**Task prompt**
Look through the entries below and return all lines including the word "data".

**Materials provided**
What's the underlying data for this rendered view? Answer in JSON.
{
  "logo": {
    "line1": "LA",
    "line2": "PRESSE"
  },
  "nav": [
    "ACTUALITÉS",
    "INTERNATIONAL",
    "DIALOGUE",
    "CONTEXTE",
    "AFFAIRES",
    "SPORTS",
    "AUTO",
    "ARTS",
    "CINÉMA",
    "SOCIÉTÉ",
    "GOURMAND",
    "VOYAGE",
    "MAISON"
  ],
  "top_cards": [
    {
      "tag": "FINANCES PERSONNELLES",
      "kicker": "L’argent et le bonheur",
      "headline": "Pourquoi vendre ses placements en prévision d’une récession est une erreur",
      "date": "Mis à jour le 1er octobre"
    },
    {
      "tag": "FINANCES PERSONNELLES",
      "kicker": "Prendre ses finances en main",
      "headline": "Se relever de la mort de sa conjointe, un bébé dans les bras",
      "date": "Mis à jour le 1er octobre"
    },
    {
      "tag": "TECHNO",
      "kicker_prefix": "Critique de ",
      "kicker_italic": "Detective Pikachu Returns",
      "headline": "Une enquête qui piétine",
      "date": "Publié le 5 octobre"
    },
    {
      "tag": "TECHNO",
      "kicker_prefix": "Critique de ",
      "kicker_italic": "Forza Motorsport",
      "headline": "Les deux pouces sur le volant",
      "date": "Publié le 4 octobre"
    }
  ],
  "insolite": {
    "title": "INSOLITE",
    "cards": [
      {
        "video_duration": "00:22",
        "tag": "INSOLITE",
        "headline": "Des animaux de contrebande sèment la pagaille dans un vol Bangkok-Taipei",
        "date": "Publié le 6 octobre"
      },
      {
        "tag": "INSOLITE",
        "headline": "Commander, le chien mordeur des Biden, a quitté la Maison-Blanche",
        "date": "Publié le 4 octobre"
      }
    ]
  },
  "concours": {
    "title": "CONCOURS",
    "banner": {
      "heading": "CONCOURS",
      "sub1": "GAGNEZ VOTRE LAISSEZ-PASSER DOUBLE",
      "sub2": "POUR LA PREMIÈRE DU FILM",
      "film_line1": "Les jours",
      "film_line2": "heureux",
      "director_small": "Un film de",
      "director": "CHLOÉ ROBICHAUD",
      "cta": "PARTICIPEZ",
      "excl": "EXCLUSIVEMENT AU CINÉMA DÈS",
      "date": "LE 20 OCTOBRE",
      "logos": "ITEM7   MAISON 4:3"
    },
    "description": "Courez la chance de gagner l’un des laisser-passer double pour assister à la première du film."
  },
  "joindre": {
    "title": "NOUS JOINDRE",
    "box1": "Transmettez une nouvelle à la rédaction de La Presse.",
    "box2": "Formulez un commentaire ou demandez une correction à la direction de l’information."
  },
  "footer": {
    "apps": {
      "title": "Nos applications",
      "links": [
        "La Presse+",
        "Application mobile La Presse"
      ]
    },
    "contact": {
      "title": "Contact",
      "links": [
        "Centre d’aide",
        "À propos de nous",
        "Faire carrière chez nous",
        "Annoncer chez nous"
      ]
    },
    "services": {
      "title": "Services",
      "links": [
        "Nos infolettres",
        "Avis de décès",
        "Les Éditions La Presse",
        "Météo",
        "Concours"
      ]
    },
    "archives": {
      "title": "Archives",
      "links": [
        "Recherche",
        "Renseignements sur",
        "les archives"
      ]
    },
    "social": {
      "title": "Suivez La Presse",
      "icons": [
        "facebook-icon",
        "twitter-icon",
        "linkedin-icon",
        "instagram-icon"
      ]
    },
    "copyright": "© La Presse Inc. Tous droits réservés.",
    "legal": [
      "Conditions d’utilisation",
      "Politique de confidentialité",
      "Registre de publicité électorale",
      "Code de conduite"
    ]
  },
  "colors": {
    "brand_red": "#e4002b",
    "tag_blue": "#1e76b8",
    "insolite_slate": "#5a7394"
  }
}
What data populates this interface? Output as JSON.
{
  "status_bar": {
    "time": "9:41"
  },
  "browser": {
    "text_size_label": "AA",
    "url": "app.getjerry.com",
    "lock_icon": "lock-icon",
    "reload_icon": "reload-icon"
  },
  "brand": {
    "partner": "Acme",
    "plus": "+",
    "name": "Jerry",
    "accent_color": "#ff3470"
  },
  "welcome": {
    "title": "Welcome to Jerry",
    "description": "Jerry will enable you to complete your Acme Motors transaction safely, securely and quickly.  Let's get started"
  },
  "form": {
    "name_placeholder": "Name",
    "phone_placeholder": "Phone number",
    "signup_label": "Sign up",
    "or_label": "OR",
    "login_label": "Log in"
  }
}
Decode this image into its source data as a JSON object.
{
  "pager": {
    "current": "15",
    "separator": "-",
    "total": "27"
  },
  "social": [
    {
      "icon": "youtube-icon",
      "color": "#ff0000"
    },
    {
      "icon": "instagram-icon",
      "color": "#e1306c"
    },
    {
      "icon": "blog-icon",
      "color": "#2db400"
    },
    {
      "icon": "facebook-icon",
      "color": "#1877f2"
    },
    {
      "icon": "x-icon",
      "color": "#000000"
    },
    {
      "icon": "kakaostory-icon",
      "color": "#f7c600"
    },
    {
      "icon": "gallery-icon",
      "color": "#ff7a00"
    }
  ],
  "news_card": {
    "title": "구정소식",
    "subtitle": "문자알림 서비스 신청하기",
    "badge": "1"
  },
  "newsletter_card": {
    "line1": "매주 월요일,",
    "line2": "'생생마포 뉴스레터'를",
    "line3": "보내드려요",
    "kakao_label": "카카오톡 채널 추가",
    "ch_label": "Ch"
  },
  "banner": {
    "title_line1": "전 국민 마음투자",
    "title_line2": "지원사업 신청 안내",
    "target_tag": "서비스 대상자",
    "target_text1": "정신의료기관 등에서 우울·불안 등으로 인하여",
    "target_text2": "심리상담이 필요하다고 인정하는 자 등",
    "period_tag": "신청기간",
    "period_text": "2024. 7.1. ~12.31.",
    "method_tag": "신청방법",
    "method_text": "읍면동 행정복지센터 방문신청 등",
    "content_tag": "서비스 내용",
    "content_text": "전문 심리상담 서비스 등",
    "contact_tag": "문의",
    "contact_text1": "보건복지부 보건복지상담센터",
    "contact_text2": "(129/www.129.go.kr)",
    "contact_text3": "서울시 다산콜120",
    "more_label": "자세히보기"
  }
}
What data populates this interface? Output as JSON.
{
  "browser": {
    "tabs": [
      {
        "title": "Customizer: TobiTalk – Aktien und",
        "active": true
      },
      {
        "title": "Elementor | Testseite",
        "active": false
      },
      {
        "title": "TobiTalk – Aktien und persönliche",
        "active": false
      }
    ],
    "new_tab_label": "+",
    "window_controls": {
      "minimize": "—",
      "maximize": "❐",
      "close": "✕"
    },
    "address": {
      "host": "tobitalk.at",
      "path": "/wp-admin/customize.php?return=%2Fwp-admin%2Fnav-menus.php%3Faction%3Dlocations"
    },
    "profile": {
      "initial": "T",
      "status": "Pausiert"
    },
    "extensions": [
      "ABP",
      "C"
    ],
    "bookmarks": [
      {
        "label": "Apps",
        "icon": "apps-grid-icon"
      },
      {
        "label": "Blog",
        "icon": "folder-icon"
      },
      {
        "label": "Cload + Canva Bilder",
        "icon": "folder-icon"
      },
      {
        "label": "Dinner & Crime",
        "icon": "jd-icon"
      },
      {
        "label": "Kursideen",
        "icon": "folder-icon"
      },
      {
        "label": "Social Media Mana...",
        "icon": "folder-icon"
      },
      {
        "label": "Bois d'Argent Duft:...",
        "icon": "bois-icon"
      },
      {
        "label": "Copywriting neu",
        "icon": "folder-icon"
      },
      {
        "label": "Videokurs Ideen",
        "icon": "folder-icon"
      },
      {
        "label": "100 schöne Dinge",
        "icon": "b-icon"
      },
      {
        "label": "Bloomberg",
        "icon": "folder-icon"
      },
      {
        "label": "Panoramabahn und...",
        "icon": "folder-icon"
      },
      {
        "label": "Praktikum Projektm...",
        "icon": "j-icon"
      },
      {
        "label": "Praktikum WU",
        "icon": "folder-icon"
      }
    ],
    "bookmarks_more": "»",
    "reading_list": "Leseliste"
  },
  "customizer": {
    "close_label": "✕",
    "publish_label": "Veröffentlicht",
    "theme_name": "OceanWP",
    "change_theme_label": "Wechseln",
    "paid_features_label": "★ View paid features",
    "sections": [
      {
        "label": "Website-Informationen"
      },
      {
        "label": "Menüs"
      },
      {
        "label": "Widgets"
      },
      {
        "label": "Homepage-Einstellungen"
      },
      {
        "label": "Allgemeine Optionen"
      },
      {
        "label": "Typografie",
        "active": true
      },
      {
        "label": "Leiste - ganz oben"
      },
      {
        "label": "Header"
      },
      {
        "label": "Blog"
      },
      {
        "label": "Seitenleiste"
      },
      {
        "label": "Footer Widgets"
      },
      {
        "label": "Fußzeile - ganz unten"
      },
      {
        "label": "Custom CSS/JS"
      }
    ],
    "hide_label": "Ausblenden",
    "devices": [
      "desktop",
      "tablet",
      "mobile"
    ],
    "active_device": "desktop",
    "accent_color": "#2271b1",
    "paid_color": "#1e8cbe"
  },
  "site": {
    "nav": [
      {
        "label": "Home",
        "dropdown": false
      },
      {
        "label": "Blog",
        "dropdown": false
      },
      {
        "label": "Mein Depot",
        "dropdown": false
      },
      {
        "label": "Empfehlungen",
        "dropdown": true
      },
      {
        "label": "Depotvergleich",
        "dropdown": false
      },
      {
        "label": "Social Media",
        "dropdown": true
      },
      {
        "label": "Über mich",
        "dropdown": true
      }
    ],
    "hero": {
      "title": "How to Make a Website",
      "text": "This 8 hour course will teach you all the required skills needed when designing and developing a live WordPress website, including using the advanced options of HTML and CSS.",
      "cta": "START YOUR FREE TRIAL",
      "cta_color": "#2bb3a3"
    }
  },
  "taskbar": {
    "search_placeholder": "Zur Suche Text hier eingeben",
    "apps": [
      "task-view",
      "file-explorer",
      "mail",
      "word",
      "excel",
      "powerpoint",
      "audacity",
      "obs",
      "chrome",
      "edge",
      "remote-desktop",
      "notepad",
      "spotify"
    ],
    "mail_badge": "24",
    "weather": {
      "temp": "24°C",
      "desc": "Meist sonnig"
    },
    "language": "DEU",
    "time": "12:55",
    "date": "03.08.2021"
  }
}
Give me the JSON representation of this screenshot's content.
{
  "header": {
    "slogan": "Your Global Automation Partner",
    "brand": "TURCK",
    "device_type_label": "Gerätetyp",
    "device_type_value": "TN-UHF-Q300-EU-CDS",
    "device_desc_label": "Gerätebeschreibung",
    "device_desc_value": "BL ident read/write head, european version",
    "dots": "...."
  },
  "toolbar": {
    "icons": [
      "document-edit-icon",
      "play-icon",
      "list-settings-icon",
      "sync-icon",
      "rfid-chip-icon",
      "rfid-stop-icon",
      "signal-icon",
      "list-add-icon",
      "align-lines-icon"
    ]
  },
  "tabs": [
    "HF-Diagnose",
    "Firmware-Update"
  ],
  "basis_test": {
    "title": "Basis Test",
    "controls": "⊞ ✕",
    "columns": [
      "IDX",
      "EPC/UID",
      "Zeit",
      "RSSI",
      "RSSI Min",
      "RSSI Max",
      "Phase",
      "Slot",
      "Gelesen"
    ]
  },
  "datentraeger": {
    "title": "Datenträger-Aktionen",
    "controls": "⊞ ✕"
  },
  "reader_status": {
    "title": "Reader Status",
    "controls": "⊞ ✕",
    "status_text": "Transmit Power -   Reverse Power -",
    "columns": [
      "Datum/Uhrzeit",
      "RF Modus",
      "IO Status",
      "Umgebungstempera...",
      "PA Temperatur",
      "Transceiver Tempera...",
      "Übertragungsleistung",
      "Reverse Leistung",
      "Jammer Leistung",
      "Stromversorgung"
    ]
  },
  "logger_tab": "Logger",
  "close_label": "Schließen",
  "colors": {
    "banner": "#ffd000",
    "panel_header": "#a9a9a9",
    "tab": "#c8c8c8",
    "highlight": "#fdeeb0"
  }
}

**Written response**
What's the underlying data for this rendered view? Answer in JSON.
What data populates this interface? Output as JSON.
Decode this image into its source data as a JSON object.
What data populates this interface? Output as JSON.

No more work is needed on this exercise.